_Task_: Report each line below that carries the word "JSON".
# # # # # # #
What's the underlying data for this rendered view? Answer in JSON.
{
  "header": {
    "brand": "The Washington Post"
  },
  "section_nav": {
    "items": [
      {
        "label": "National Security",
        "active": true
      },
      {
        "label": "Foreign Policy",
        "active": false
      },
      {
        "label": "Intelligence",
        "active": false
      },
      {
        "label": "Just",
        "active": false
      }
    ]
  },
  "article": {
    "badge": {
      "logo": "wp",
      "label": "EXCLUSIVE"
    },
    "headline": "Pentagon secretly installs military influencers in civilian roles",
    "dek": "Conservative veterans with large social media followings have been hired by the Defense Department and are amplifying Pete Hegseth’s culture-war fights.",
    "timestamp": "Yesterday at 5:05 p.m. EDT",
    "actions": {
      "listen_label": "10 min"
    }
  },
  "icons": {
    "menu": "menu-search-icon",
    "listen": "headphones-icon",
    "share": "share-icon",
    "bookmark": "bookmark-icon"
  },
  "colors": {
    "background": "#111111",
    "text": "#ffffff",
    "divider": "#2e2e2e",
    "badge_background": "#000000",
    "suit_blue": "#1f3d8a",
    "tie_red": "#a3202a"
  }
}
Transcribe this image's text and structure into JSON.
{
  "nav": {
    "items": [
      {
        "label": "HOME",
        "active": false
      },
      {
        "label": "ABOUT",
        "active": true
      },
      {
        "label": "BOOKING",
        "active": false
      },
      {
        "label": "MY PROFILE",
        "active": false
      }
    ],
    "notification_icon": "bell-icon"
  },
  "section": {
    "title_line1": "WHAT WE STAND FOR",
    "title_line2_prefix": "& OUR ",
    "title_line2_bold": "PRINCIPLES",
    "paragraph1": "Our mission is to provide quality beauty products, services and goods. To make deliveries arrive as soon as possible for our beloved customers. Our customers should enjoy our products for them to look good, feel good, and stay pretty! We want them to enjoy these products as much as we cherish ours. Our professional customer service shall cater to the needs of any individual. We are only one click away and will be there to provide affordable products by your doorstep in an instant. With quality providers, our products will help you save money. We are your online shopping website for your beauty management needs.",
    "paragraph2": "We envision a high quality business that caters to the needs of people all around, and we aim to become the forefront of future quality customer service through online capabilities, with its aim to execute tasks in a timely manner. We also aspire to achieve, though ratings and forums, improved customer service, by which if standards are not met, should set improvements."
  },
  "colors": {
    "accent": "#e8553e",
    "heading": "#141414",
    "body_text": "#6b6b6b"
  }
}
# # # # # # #
_Answer box_:
What's the underlying data for this rendered view? Answer in JSON.
Transcribe this image's text and structure into JSON.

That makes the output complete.